Consult your vet if you suspect ataxia in any way and they should be able to give you all the essential information.

Dog Spinning in Circles and Panting

If your dog is spinning in circles and panting, severe cases of pain, ear infections, brain inflammations, or tumors might cause these stronger developed episodes.

While all of the above-mentioned issues are possibilities, it’s rare for senior dogs with canine dementia to really spin for a prolonged time since that condition is accompanied by weakness.

However, if your dog is excessively panting and summoning all his strength, it may very well one of these causes.

Make sure you rule out stereotypes where that behavior has manifested or just plain playful behavior which should never reach excessive levels though.

Dog Walking in Circles and Standing in Corners

If your dog is a senior and walks around in circles with periods of standing in the corner, canine dementia can potentially be the cause.

A loss of orientation is not uncommon for canine cognitive dysfunction and should be ruled out.

If you have a younger dog, any of the other reasons above can be causes.

Stereotypes should once again be ruled out.

My Old Dog Walks in Circles for Hours

Older dogs can experience pain and circle for hours which is sometimes benign but can also hint at more serious medical conditions.

If the behavior persists for more than a couple of minutes, you should intervene and visit your vet asap since prolonged circling isn’t normal at all.

It’s not unusual for dogs to circle before finding a pooping spot or before lying down and sometimes that can take a couple of minutes but this search rarely looks as if your canine is disoriented.

Why Do Dogs Walk in Circles Before They Die

Dogs often try to find a comfortable spot to die alone, even though it may seem hurtful for dog parents, this is completely normal behavior.

If you’ve talked to your vet and the end of your dog’s senior life is near, you may find your dog circling a lot.

However, just to make sure it’s not any of the other causes, keep an eye out for your dog and try to identify if something else could be causing that behavior.

You just want to learn the signs of a dying dog and what to do? Make sure to read this article and you’ll be well prepared.
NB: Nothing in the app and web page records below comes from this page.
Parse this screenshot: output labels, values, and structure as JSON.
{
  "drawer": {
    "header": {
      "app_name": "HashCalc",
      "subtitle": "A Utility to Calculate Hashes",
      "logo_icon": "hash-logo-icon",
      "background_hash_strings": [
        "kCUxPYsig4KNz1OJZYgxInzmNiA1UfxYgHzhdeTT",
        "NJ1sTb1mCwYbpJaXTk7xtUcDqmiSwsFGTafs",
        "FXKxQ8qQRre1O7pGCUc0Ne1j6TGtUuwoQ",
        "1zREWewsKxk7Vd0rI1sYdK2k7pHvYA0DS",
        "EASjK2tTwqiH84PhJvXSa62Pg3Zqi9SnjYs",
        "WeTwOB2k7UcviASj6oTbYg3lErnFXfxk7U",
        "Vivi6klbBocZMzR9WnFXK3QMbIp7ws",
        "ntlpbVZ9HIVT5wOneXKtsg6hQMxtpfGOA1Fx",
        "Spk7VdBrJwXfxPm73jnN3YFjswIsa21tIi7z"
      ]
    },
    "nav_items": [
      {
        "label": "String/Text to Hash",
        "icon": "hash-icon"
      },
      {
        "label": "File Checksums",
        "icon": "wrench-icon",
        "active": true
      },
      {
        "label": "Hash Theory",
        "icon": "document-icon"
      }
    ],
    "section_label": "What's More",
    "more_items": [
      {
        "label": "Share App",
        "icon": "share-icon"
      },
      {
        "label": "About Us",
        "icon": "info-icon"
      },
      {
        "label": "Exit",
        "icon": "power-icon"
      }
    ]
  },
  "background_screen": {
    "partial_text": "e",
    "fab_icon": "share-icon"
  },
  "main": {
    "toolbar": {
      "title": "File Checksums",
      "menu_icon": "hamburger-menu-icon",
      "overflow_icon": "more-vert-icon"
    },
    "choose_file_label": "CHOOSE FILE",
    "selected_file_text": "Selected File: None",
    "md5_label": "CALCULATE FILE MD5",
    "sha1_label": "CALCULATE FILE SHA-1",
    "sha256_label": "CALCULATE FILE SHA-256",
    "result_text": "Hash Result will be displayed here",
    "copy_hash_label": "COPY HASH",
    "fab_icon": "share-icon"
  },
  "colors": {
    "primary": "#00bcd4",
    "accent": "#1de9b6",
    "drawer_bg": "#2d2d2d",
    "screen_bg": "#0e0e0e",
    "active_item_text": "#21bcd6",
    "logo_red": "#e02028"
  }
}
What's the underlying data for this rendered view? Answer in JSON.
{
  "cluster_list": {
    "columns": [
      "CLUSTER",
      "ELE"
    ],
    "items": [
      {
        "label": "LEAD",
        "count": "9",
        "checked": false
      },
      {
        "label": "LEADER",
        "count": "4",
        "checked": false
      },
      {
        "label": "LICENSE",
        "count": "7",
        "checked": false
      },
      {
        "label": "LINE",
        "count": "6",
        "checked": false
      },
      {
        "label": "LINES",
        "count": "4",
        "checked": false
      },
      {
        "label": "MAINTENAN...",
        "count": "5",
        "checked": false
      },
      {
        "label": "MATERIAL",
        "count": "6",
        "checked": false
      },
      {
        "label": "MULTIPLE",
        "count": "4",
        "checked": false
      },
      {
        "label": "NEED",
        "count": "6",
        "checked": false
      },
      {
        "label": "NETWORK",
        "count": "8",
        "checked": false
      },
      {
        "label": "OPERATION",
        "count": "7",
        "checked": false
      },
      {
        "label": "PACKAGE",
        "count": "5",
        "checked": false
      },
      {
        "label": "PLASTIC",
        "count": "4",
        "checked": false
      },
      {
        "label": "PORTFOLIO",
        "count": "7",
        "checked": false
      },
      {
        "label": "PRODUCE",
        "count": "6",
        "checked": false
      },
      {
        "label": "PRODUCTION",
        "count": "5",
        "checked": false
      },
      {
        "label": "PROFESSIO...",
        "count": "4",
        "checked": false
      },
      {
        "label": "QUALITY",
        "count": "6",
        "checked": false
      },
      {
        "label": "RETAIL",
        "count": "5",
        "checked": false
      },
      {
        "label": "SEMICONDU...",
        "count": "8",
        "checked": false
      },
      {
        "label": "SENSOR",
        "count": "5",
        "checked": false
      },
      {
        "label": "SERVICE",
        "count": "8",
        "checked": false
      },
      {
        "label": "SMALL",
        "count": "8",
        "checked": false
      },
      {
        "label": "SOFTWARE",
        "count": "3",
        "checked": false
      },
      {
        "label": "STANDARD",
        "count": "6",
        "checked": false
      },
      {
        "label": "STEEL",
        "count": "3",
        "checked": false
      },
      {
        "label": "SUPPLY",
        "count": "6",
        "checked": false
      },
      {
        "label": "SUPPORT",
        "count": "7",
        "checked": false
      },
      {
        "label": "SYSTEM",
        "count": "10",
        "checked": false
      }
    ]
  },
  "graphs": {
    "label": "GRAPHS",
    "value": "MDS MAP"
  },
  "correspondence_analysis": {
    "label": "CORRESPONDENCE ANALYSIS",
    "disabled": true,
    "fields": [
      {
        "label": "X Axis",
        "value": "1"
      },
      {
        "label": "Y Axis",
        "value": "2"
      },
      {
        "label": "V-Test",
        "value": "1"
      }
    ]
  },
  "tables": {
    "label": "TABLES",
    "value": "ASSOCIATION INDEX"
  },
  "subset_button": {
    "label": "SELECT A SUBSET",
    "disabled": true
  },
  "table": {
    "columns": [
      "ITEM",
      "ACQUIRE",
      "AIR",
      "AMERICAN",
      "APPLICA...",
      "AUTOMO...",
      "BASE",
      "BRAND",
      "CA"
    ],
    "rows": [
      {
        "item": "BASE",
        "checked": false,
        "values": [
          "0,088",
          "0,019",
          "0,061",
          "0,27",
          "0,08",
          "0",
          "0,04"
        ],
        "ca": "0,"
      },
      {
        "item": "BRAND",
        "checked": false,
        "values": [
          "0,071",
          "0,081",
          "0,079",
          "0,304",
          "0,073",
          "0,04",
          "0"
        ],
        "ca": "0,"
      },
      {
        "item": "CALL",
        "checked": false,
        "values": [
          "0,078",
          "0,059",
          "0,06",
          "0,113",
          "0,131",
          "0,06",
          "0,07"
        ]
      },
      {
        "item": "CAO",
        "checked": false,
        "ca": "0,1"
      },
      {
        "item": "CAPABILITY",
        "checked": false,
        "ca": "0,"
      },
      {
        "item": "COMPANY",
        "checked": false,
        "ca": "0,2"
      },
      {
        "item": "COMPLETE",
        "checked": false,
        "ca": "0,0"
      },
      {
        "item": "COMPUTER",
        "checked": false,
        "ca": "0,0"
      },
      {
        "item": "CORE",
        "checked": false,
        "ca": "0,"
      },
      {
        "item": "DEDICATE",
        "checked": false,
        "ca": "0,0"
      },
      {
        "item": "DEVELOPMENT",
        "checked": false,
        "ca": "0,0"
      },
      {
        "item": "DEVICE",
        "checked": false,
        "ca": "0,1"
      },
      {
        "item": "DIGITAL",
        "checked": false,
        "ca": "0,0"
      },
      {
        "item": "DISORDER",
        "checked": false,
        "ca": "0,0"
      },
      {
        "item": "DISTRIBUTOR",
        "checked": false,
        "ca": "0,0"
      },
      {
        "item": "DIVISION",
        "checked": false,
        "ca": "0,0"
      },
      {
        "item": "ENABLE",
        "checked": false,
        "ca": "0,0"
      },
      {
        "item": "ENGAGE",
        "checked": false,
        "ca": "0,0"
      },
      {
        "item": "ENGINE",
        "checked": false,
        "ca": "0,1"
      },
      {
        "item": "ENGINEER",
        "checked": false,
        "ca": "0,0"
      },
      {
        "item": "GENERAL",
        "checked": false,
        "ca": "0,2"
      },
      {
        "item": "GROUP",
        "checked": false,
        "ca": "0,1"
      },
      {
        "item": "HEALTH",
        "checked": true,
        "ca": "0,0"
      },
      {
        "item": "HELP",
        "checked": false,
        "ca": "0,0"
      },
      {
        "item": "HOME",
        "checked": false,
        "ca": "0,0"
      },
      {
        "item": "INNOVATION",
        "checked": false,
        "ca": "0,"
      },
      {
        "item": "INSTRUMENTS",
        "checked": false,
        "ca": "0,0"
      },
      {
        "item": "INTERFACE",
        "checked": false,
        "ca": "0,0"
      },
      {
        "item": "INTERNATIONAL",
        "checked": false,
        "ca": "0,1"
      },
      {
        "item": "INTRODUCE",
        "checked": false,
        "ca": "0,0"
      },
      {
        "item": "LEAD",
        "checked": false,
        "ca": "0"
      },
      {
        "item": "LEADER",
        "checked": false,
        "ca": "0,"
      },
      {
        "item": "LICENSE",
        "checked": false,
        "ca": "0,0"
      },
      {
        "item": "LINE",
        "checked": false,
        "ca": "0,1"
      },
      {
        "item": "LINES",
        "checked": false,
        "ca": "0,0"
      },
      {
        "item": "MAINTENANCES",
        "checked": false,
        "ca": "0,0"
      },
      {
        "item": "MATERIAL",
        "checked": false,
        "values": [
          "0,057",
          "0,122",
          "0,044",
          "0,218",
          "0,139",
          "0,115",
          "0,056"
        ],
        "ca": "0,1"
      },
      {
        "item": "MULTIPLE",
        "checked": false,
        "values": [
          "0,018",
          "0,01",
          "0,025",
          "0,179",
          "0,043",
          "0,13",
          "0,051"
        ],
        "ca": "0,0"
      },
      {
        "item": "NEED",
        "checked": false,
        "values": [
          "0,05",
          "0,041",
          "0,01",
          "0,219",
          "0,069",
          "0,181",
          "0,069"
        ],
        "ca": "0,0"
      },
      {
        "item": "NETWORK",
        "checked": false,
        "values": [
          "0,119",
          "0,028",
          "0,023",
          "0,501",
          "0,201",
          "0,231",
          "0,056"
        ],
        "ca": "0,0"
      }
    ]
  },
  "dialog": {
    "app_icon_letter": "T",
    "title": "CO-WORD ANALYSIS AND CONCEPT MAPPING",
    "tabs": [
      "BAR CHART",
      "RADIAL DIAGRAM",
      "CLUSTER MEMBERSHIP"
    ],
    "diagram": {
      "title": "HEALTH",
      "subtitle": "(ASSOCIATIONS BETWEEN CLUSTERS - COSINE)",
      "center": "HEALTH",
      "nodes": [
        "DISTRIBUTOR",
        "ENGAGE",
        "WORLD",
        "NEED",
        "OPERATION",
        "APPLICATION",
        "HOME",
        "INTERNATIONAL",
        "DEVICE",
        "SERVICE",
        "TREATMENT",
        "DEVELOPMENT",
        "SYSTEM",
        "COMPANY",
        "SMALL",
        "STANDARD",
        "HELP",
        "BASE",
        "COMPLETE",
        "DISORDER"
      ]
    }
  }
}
About Danielle
I am the founder of PawLeaks where I share weekly tips on dog training and behavior. Sharing a passion for dogs and helping owners to solve problems through understanding canine behavior and modification is my number one goal.